▸ **Given records**:

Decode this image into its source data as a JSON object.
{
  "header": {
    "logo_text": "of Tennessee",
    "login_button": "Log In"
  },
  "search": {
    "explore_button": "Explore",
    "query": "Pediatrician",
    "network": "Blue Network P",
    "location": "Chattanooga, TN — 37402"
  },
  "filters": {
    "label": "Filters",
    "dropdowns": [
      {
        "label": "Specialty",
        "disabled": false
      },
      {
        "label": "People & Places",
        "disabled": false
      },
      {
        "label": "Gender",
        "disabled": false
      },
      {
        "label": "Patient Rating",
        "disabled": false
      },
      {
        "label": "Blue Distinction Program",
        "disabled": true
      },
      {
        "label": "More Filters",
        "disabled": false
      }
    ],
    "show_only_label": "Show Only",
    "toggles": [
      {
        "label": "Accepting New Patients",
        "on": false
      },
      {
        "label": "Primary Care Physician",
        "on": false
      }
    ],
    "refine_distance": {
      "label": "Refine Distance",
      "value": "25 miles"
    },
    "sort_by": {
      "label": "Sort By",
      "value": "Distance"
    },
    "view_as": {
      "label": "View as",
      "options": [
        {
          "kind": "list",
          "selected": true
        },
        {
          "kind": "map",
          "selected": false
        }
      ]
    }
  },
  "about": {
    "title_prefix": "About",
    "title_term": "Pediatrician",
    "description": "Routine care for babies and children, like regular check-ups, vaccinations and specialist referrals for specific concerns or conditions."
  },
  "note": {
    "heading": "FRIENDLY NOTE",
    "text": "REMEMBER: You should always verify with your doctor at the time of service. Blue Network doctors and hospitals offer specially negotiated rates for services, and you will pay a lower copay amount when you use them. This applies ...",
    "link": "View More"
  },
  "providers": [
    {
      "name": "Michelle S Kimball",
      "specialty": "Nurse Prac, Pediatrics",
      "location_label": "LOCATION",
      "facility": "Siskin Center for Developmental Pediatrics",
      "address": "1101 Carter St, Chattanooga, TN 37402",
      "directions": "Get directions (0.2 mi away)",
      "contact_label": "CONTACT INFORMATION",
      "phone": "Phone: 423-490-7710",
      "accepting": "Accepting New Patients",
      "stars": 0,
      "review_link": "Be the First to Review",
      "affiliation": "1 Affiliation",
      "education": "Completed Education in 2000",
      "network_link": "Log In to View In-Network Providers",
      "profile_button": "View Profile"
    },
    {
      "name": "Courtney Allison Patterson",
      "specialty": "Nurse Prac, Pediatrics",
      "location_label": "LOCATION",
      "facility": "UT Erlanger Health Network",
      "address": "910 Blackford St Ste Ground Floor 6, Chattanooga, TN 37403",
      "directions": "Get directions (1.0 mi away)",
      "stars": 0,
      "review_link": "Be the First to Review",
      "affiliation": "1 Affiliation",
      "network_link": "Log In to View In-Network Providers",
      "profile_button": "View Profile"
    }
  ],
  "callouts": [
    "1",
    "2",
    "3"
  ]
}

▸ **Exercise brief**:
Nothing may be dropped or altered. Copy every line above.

▸ **Output of the task**:
Decode this image into its source data as a JSON object.
{
  "header": {
    "logo_text": "of Tennessee",
    "login_button": "Log In"
  },
  "search": {
    "explore_button": "Explore",
    "query": "Pediatrician",
    "network": "Blue Network P",
    "location": "Chattanooga, TN — 37402"
  },
  "filters": {
    "label": "Filters",
    "dropdowns": [
      {
        "label": "Specialty",
        "disabled": false
      },
      {
        "label": "People & Places",
        "disabled": false
      },
      {
        "label": "Gender",
        "disabled": false
      },
      {
        "label": "Patient Rating",
        "disabled": false
      },
      {
        "label": "Blue Distinction Program",
        "disabled": true
      },
      {
        "label": "More Filters",
        "disabled": false
      }
    ],
    "show_only_label": "Show Only",
    "toggles": [
      {
        "label": "Accepting New Patients",
        "on": false
      },
      {
        "label": "Primary Care Physician",
        "on": false
      }
    ],
    "refine_distance": {
      "label": "Refine Distance",
      "value": "25 miles"
    },
    "sort_by": {
      "label": "Sort By",
      "value": "Distance"
    },
    "view_as": {
      "label": "View as",
      "options": [
        {
          "kind": "list",
          "selected": true
        },
        {
          "kind": "map",
          "selected": false
        }
      ]
    }
  },
  "about": {
    "title_prefix": "About",
    "title_term": "Pediatrician",
    "description": "Routine care for babies and children, like regular check-ups, vaccinations and specialist referrals for specific concerns or conditions."
  },
  "note": {
    "heading": "FRIENDLY NOTE",
    "text": "REMEMBER: You should always verify with your doctor at the time of service. Blue Network doctors and hospitals offer specially negotiated rates for services, and you will pay a lower copay amount when you use them. This applies ...",
    "link": "View More"
  },
  "providers": [
    {
      "name": "Michelle S Kimball",
      "specialty": "Nurse Prac, Pediatrics",
      "location_label": "LOCATION",
      "facility": "Siskin Center for Developmental Pediatrics",
      "address": "1101 Carter St, Chattanooga, TN 37402",
      "directions": "Get directions (0.2 mi away)",
      "contact_label": "CONTACT INFORMATION",
      "phone": "Phone: 423-490-7710",
      "accepting": "Accepting New Patients",
      "stars": 0,
      "review_link": "Be the First to Review",
      "affiliation": "1 Affiliation",
      "education": "Completed Education in 2000",
      "network_link": "Log In to View In-Network Providers",
      "profile_button": "View Profile"
    },
    {
      "name": "Courtney Allison Patterson",
      "specialty": "Nurse Prac, Pediatrics",
      "location_label": "LOCATION",
      "facility": "UT Erlanger Health Network",
      "address": "910 Blackford St Ste Ground Floor 6, Chattanooga, TN 37403",
      "directions": "Get directions (1.0 mi away)",
      "stars": 0,
      "review_link": "Be the First to Review",
      "affiliation": "1 Affiliation",
      "network_link": "Log In to View In-Network Providers",
      "profile_button": "View Profile"
    }
  ],
  "callouts": [
    "1",
    "2",
    "3"
  ]
}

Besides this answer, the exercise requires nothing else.